“We have come a long way in Door County, and we have some wonderful support groups within the community,” said Meulemans. “This all really makes me proud to be part of this community and help it grow in a positive way.”
Mirrorball features Anya K. Thunderkat, Jasper Madison, Malaiya Marvel, Paloma Foxx and Melee the Queen. Doors will open about 7:30 pm on April 15, with the main event beginning at 8 pm. Showtimes for April 16 are 4, 7 and 9 pm. There will be time to meet the performers between and after the shows. Visit facebook.com/houseofmirrorball to find out more details.
Drag Show Etiquette
Are you attending a drag show for the first time and aren’t sure what to expect? Fear not! Before each show, Mirrorball organizers will go over the basics, but here are a few things to keep in mind before attending.
1. Don’t touch. Although a large part of a drag show is interactive, do not touch the performers unless they reach for you first.
2. Respect the performance space. There is usually a well-defined performance area, but because drag shows are interactive, queens may move in and out of the audience. Try to keep the area around you clear.
3. Make it rain cash. It costs a lot of money to be a drag queen, and tips are a large part of how performers make money. Arrive with cash, and be generous.
4. Give as much as you get. The success of a drag show really comes down to the energy exchange between the performer and the audience. When they come out to perform, the queens give their all. Show plenty of appreciation for their hard work and flair by cheering them on and showing them love.

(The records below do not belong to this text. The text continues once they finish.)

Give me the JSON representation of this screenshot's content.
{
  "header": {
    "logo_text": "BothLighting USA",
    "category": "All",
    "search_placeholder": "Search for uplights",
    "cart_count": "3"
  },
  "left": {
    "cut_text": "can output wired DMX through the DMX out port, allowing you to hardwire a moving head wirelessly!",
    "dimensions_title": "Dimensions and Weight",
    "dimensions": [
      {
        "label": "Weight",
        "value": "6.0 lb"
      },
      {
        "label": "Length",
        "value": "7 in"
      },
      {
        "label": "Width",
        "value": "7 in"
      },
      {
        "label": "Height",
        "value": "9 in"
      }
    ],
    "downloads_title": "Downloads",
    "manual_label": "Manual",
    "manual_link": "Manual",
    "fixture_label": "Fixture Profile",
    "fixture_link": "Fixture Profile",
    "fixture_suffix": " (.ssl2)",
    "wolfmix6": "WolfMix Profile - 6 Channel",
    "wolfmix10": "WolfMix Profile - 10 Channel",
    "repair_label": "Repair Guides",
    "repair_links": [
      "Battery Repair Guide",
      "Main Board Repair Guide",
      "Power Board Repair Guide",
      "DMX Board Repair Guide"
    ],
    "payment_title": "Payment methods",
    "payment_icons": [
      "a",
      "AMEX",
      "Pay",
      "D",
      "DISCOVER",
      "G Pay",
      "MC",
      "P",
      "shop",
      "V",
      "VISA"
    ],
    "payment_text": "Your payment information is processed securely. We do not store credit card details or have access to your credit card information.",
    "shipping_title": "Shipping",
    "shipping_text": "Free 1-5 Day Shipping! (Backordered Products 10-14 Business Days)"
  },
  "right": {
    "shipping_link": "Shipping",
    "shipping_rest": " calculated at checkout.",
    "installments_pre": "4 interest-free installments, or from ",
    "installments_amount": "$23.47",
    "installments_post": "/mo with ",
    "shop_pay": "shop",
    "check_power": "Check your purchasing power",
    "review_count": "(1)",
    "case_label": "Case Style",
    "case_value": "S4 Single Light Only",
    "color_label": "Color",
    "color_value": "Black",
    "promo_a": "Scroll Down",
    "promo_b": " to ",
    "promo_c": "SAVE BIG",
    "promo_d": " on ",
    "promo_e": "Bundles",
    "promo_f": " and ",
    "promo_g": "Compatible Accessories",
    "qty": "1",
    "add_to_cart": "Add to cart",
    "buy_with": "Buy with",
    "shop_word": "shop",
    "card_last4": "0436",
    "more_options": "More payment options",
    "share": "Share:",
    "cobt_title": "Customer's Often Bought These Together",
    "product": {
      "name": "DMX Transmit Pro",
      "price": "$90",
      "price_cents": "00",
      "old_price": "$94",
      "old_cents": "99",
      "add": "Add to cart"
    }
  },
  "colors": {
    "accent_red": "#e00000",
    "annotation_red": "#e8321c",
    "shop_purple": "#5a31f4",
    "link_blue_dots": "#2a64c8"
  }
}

5. Have fun! Put your assumptions and preconceived notions aside. Drag shows are supposed to be fun, so let your hair down and embrace the experience.